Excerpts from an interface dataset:
%%

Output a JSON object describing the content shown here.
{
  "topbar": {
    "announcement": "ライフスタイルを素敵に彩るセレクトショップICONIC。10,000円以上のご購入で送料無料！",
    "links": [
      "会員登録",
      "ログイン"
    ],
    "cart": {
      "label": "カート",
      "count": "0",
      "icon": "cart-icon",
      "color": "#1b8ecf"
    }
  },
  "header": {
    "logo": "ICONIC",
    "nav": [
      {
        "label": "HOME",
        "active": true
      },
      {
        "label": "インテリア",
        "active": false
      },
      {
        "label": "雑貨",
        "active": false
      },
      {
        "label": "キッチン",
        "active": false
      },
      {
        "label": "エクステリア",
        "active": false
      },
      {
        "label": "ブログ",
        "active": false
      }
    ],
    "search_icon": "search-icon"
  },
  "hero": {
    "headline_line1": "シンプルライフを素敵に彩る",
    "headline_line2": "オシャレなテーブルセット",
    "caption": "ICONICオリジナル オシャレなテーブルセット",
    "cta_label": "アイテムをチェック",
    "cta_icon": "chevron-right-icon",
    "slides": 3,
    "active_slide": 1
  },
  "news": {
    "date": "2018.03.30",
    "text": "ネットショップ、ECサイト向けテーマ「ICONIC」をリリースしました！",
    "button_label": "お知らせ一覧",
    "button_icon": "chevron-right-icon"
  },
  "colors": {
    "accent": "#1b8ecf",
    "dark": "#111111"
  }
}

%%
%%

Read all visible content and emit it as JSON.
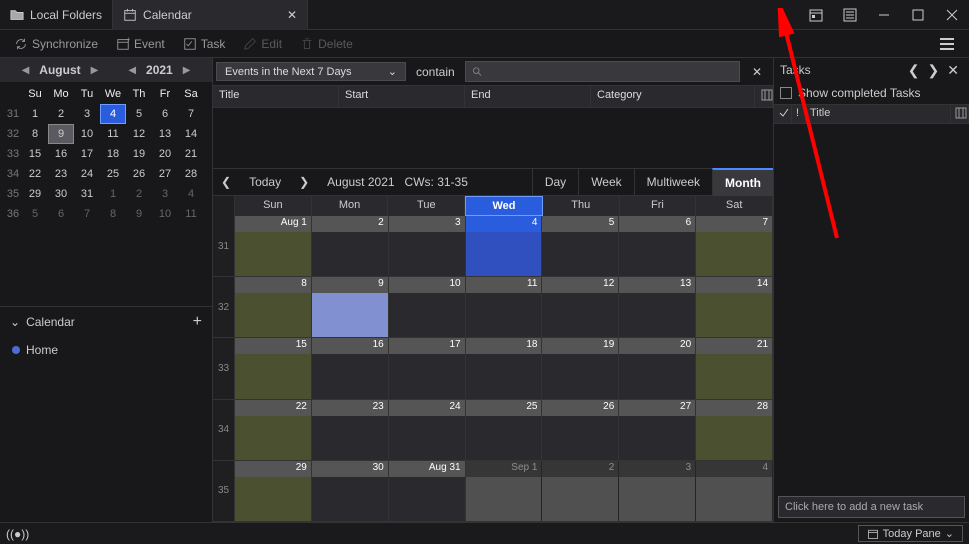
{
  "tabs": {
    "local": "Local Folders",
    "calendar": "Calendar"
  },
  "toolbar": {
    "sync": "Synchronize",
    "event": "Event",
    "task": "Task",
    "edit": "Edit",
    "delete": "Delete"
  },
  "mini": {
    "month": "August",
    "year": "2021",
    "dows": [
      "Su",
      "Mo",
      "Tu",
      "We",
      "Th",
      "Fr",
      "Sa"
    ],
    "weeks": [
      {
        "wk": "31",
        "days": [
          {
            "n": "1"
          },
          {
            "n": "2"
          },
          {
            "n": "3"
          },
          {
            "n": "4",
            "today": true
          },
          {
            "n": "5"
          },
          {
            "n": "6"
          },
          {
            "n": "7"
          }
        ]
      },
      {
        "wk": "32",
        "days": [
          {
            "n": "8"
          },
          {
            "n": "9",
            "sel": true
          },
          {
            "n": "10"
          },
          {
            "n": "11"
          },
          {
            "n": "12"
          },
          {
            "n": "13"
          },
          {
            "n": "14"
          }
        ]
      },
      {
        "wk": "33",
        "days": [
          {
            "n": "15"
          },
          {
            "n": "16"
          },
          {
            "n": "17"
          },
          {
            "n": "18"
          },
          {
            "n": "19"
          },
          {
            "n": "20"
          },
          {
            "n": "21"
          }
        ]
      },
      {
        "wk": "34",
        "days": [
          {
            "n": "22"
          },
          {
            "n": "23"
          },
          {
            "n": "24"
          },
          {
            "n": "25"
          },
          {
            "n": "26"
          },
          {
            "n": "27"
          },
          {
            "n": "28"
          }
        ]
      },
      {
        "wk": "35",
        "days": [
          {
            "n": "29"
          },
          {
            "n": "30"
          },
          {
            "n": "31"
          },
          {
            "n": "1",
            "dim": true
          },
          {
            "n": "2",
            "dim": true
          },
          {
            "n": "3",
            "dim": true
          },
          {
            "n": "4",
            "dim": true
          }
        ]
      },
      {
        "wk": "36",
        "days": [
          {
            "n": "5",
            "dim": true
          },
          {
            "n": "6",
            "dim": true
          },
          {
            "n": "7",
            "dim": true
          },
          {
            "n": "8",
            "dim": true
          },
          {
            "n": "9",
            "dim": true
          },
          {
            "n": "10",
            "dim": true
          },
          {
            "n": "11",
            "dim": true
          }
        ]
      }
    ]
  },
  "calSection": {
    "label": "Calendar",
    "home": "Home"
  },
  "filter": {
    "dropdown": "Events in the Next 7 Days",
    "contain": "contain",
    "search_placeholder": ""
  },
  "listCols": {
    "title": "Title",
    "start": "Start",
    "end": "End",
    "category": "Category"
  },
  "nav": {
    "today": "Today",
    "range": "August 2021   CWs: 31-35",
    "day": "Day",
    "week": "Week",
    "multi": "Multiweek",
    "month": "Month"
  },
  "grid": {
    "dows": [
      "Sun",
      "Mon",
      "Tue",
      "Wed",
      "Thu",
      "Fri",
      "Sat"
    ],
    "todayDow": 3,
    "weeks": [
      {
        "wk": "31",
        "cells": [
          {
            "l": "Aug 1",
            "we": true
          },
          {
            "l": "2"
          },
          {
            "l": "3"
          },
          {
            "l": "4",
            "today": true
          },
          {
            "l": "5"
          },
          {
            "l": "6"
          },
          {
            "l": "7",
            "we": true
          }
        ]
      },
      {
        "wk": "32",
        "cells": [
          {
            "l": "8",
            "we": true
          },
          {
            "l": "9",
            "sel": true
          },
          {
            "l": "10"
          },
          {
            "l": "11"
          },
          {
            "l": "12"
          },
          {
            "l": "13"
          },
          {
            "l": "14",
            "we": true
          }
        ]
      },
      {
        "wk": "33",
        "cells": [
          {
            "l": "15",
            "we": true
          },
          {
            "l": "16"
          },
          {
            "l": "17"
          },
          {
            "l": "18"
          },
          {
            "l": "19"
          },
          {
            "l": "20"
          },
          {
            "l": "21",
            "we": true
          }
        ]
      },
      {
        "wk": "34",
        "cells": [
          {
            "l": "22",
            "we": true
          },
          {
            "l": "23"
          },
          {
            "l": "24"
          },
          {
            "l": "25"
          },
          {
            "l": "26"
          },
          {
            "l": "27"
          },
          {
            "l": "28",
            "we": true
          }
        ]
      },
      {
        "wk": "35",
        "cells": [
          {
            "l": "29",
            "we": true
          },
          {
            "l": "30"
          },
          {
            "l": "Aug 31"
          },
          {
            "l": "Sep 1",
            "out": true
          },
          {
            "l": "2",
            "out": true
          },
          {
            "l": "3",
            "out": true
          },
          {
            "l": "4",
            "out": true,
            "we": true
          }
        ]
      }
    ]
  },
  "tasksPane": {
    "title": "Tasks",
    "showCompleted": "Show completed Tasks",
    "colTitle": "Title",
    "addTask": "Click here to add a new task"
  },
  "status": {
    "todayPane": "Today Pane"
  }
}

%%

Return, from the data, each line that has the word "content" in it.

Output a JSON object describing the content shown here.
Read all visible content and emit it as JSON.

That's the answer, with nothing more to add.